▶

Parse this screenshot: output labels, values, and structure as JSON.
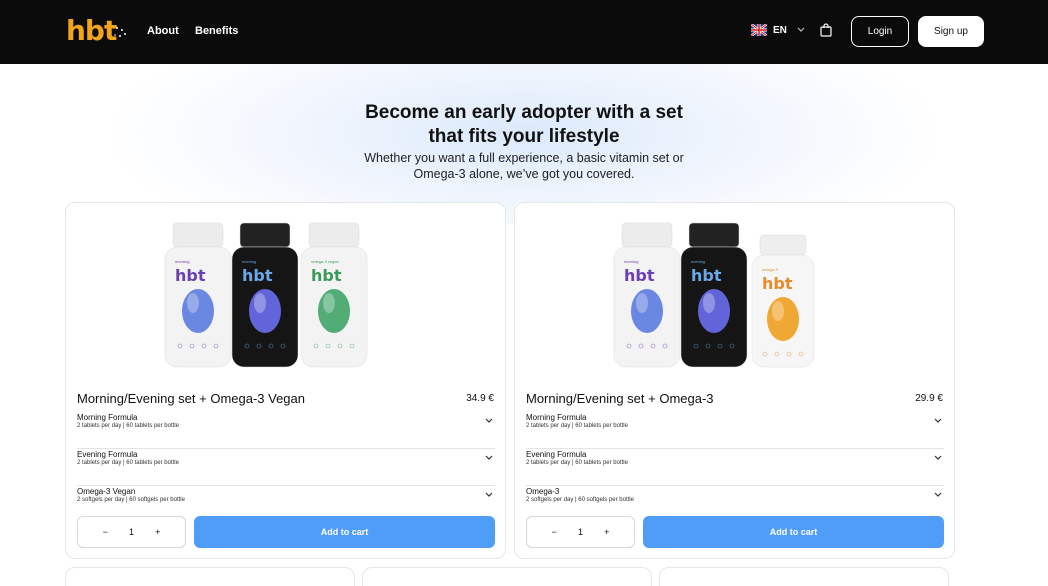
{
  "header": {
    "logo": "hbt",
    "nav": [
      {
        "label": "About"
      },
      {
        "label": "Benefits"
      }
    ],
    "language": "EN",
    "login_label": "Login",
    "signup_label": "Sign up"
  },
  "hero": {
    "title_line1": "Become an early adopter with a set",
    "title_line2": "that fits your lifestyle",
    "subtitle_line1": "Whether you want a full experience, a basic vitamin set or",
    "subtitle_line2": "Omega-3 alone, we’ve got you covered."
  },
  "products": [
    {
      "name": "Morning/Evening set + Omega-3 Vegan",
      "price": "34.9 €",
      "bottles": [
        {
          "label": "morning",
          "brand": "hbt",
          "body": "#f3f3f3",
          "cap": "#ececec",
          "text": "#6a3fb4",
          "gem": "#5b7be0"
        },
        {
          "label": "evening",
          "brand": "hbt",
          "body": "#151515",
          "cap": "#222222",
          "text": "#6aa8e8",
          "gem": "#6a6ef0"
        },
        {
          "label": "omega-3 vegan",
          "brand": "hbt",
          "body": "#f3f3f3",
          "cap": "#ececec",
          "text": "#3a9a5a",
          "gem": "#3fa468"
        }
      ],
      "formulas": [
        {
          "title": "Morning Formula",
          "desc": "2 tablets per day | 60 tablets per bottle"
        },
        {
          "title": "Evening Formula",
          "desc": "2 tablets per day | 60 tablets per bottle"
        },
        {
          "title": "Omega-3 Vegan",
          "desc": "2 softgels per day | 60 softgels per bottle"
        }
      ],
      "qty_minus": "−",
      "qty": "1",
      "qty_plus": "+",
      "add_to_cart": "Add to cart"
    },
    {
      "name": "Morning/Evening set + Omega-3",
      "price": "29.9 €",
      "bottles": [
        {
          "label": "morning",
          "brand": "hbt",
          "body": "#f3f3f3",
          "cap": "#ececec",
          "text": "#6a3fb4",
          "gem": "#5b7be0"
        },
        {
          "label": "evening",
          "brand": "hbt",
          "body": "#151515",
          "cap": "#222222",
          "text": "#6aa8e8",
          "gem": "#6a6ef0"
        },
        {
          "label": "omega-3",
          "brand": "hbt",
          "body": "#f6f6f6",
          "cap": "#eeeeee",
          "text": "#e88a2a",
          "gem": "#f0a020"
        }
      ],
      "formulas": [
        {
          "title": "Morning Formula",
          "desc": "2 tablets per day | 60 tablets per bottle"
        },
        {
          "title": "Evening Formula",
          "desc": "2 tablets per day | 60 tablets per bottle"
        },
        {
          "title": "Omega-3",
          "desc": "2 softgels per day | 60 softgels per bottle"
        }
      ],
      "qty_minus": "−",
      "qty": "1",
      "qty_plus": "+",
      "add_to_cart": "Add to cart"
    }
  ],
  "colors": {
    "header_bg": "#0b0b0b",
    "logo": "#f2a51a",
    "accent": "#4f9df7"
  }
}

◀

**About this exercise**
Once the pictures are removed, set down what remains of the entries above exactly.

**Task result**
Parse this screenshot: output labels, values, and structure as JSON.
{
  "header": {
    "logo": "hbt",
    "nav": [
      {
        "label": "About"
      },
      {
        "label": "Benefits"
      }
    ],
    "language": "EN",
    "login_label": "Login",
    "signup_label": "Sign up"
  },
  "hero": {
    "title_line1": "Become an early adopter with a set",
    "title_line2": "that fits your lifestyle",
    "subtitle_line1": "Whether you want a full experience, a basic vitamin set or",
    "subtitle_line2": "Omega-3 alone, we’ve got you covered."
  },
  "products": [
    {
      "name": "Morning/Evening set + Omega-3 Vegan",
      "price": "34.9 €",
      "bottles": [
        {
          "label": "morning",
          "brand": "hbt",
          "body": "#f3f3f3",
          "cap": "#ececec",
          "text": "#6a3fb4",
          "gem": "#5b7be0"
        },
        {
          "label": "evening",
          "brand": "hbt",
          "body": "#151515",
          "cap": "#222222",
          "text": "#6aa8e8",
          "gem": "#6a6ef0"
        },
        {
          "label": "omega-3 vegan",
          "brand": "hbt",
          "body": "#f3f3f3",
          "cap": "#ececec",
          "text": "#3a9a5a",
          "gem": "#3fa468"
        }
      ],
      "formulas": [
        {
          "title": "Morning Formula",
          "desc": "2 tablets per day | 60 tablets per bottle"
        },
        {
          "title": "Evening Formula",
          "desc": "2 tablets per day | 60 tablets per bottle"
        },
        {
          "title": "Omega-3 Vegan",
          "desc": "2 softgels per day | 60 softgels per bottle"
        }
      ],
      "qty_minus": "−",
      "qty": "1",
      "qty_plus": "+",
      "add_to_cart": "Add to cart"
    },
    {
      "name": "Morning/Evening set + Omega-3",
      "price": "29.9 €",
      "bottles": [
        {
          "label": "morning",
          "brand": "hbt",
          "body": "#f3f3f3",
          "cap": "#ececec",
          "text": "#6a3fb4",
          "gem": "#5b7be0"
        },
        {
          "label": "evening",
          "brand": "hbt",
          "body": "#151515",
          "cap": "#222222",
          "text": "#6aa8e8",
          "gem": "#6a6ef0"
        },
        {
          "label": "omega-3",
          "brand": "hbt",
          "body": "#f6f6f6",
          "cap": "#eeeeee",
          "text": "#e88a2a",
          "gem": "#f0a020"
        }
      ],
      "formulas": [
        {
          "title": "Morning Formula",
          "desc": "2 tablets per day | 60 tablets per bottle"
        },
        {
          "title": "Evening Formula",
          "desc": "2 tablets per day | 60 tablets per bottle"
        },
        {
          "title": "Omega-3",
          "desc": "2 softgels per day | 60 softgels per bottle"
        }
      ],
      "qty_minus": "−",
      "qty": "1",
      "qty_plus": "+",
      "add_to_cart": "Add to cart"
    }
  ],
  "colors": {
    "header_bg": "#0b0b0b",
    "logo": "#f2a51a",
    "accent": "#4f9df7"
  }
}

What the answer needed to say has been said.